— ABOUT THIS TASK —
Please write back every entry exactly, character for character.

(Data records for software interfaces)
↓

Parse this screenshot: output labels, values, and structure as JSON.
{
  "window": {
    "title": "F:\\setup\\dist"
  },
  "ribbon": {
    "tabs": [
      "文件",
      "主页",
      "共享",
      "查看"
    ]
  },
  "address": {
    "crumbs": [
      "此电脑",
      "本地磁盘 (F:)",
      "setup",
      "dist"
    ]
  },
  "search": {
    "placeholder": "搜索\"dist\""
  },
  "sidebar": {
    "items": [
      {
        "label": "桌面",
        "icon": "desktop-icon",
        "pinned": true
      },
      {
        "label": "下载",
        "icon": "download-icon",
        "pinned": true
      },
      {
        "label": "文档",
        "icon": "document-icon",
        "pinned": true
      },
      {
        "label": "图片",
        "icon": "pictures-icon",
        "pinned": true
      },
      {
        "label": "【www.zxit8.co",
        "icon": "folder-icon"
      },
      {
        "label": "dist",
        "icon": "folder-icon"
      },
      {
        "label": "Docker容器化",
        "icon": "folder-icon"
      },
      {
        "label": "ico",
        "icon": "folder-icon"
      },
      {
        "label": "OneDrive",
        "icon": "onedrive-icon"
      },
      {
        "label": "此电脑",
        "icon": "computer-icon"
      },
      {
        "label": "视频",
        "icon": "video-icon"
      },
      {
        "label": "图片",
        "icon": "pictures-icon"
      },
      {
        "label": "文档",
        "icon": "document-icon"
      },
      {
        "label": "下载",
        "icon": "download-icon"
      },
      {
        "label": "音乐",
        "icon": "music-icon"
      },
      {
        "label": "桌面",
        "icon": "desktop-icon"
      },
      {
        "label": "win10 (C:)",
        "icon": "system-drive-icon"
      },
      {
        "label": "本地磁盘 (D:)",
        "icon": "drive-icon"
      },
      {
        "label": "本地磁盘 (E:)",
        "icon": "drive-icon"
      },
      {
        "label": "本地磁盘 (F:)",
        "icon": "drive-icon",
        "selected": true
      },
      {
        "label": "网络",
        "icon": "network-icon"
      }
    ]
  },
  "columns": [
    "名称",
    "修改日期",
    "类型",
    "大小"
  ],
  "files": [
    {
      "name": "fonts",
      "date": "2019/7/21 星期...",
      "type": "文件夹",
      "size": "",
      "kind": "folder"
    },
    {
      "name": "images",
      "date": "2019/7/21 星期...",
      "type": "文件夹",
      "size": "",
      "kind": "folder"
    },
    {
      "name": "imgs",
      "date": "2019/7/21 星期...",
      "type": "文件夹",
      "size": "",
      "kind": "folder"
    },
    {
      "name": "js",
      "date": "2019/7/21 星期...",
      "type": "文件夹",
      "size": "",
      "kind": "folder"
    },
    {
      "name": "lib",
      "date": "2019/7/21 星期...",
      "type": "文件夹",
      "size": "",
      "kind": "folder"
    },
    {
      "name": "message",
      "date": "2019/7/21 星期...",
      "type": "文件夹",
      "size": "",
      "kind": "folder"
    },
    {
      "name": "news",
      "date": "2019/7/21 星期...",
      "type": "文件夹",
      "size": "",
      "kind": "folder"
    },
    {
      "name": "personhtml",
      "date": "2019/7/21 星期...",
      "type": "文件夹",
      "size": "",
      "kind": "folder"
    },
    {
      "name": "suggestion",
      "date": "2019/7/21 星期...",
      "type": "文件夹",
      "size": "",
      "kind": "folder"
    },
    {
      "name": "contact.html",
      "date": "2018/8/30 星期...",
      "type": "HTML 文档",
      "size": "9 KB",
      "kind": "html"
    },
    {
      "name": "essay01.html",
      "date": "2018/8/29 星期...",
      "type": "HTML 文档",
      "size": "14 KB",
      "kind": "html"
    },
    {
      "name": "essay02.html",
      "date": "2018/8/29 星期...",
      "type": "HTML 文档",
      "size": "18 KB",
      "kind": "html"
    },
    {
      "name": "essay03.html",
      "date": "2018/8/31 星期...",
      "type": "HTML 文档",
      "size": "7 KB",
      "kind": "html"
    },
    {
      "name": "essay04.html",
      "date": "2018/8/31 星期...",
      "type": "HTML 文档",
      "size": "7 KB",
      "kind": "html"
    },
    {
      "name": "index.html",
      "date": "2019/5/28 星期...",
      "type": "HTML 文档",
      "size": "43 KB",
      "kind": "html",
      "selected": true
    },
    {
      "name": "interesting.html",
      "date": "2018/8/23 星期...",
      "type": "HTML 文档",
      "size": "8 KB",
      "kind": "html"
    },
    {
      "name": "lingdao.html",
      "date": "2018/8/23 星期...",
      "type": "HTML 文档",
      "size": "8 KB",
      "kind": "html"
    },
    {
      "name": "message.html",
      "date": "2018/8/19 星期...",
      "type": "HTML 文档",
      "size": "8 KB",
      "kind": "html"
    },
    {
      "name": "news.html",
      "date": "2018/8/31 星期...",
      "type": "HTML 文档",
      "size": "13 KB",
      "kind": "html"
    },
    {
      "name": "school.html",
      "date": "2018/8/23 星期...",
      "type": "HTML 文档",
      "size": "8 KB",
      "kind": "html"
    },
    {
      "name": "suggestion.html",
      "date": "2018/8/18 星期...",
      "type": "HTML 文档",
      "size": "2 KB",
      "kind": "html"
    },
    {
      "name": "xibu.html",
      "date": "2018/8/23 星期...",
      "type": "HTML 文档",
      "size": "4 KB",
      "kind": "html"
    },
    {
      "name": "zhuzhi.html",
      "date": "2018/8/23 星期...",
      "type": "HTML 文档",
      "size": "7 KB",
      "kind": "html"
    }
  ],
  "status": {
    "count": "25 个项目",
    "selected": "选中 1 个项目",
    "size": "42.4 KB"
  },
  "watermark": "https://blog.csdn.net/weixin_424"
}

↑

— RESULT OF THIS TASK —
Parse this screenshot: output labels, values, and structure as JSON.
{
  "window": {
    "title": "F:\\setup\\dist"
  },
  "ribbon": {
    "tabs": [
      "文件",
      "主页",
      "共享",
      "查看"
    ]
  },
  "address": {
    "crumbs": [
      "此电脑",
      "本地磁盘 (F:)",
      "setup",
      "dist"
    ]
  },
  "search": {
    "placeholder": "搜索\"dist\""
  },
  "sidebar": {
    "items": [
      {
        "label": "桌面",
        "icon": "desktop-icon",
        "pinned": true
      },
      {
        "label": "下载",
        "icon": "download-icon",
        "pinned": true
      },
      {
        "label": "文档",
        "icon": "document-icon",
        "pinned": true
      },
      {
        "label": "图片",
        "icon": "pictures-icon",
        "pinned": true
      },
      {
        "label": "【www.zxit8.co",
        "icon": "folder-icon"
      },
      {
        "label": "dist",
        "icon": "folder-icon"
      },
      {
        "label": "Docker容器化",
        "icon": "folder-icon"
      },
      {
        "label": "ico",
        "icon": "folder-icon"
      },
      {
        "label": "OneDrive",
        "icon": "onedrive-icon"
      },
      {
        "label": "此电脑",
        "icon": "computer-icon"
      },
      {
        "label": "视频",
        "icon": "video-icon"
      },
      {
        "label": "图片",
        "icon": "pictures-icon"
      },
      {
        "label": "文档",
        "icon": "document-icon"
      },
      {
        "label": "下载",
        "icon": "download-icon"
      },
      {
        "label": "音乐",
        "icon": "music-icon"
      },
      {
        "label": "桌面",
        "icon": "desktop-icon"
      },
      {
        "label": "win10 (C:)",
        "icon": "system-drive-icon"
      },
      {
        "label": "本地磁盘 (D:)",
        "icon": "drive-icon"
      },
      {
        "label": "本地磁盘 (E:)",
        "icon": "drive-icon"
      },
      {
        "label": "本地磁盘 (F:)",
        "icon": "drive-icon",
        "selected": true
      },
      {
        "label": "网络",
        "icon": "network-icon"
      }
    ]
  },
  "columns": [
    "名称",
    "修改日期",
    "类型",
    "大小"
  ],
  "files": [
    {
      "name": "fonts",
      "date": "2019/7/21 星期...",
      "type": "文件夹",
      "size": "",
      "kind": "folder"
    },
    {
      "name": "images",
      "date": "2019/7/21 星期...",
      "type": "文件夹",
      "size": "",
      "kind": "folder"
    },
    {
      "name": "imgs",
      "date": "2019/7/21 星期...",
      "type": "文件夹",
      "size": "",
      "kind": "folder"
    },
    {
      "name": "js",
      "date": "2019/7/21 星期...",
      "type": "文件夹",
      "size": "",
      "kind": "folder"
    },
    {
      "name": "lib",
      "date": "2019/7/21 星期...",
      "type": "文件夹",
      "size": "",
      "kind": "folder"
    },
    {
      "name": "message",
      "date": "2019/7/21 星期...",
      "type": "文件夹",
      "size": "",
      "kind": "folder"
    },
    {
      "name": "news",
      "date": "2019/7/21 星期...",
      "type": "文件夹",
      "size": "",
      "kind": "folder"
    },
    {
      "name": "personhtml",
      "date": "2019/7/21 星期...",
      "type": "文件夹",
      "size": "",
      "kind": "folder"
    },
    {
      "name": "suggestion",
      "date": "2019/7/21 星期...",
      "type": "文件夹",
      "size": "",
      "kind": "folder"
    },
    {
      "name": "contact.html",
      "date": "2018/8/30 星期...",
      "type": "HTML 文档",
      "size": "9 KB",
      "kind": "html"
    },
    {
      "name": "essay01.html",
      "date": "2018/8/29 星期...",
      "type": "HTML 文档",
      "size": "14 KB",
      "kind": "html"
    },
    {
      "name": "essay02.html",
      "date": "2018/8/29 星期...",
      "type": "HTML 文档",
      "size": "18 KB",
      "kind": "html"
    },
    {
      "name": "essay03.html",
      "date": "2018/8/31 星期...",
      "type": "HTML 文档",
      "size": "7 KB",
      "kind": "html"
    },
    {
      "name": "essay04.html",
      "date": "2018/8/31 星期...",
      "type": "HTML 文档",
      "size": "7 KB",
      "kind": "html"
    },
    {
      "name": "index.html",
      "date": "2019/5/28 星期...",
      "type": "HTML 文档",
      "size": "43 KB",
      "kind": "html",
      "selected": true
    },
    {
      "name": "interesting.html",
      "date": "2018/8/23 星期...",
      "type": "HTML 文档",
      "size": "8 KB",
      "kind": "html"
    },
    {
      "name": "lingdao.html",
      "date": "2018/8/23 星期...",
      "type": "HTML 文档",
      "size": "8 KB",
      "kind": "html"
    },
    {
      "name": "message.html",
      "date": "2018/8/19 星期...",
      "type": "HTML 文档",
      "size": "8 KB",
      "kind": "html"
    },
    {
      "name": "news.html",
      "date": "2018/8/31 星期...",
      "type": "HTML 文档",
      "size": "13 KB",
      "kind": "html"
    },
    {
      "name": "school.html",
      "date": "2018/8/23 星期...",
      "type": "HTML 文档",
      "size": "8 KB",
      "kind": "html"
    },
    {
      "name": "suggestion.html",
      "date": "2018/8/18 星期...",
      "type": "HTML 文档",
      "size": "2 KB",
      "kind": "html"
    },
    {
      "name": "xibu.html",
      "date": "2018/8/23 星期...",
      "type": "HTML 文档",
      "size": "4 KB",
      "kind": "html"
    },
    {
      "name": "zhuzhi.html",
      "date": "2018/8/23 星期...",
      "type": "HTML 文档",
      "size": "7 KB",
      "kind": "html"
    }
  ],
  "status": {
    "count": "25 个项目",
    "selected": "选中 1 个项目",
    "size": "42.4 KB"
  },
  "watermark": "https://blog.csdn.net/weixin_424"
}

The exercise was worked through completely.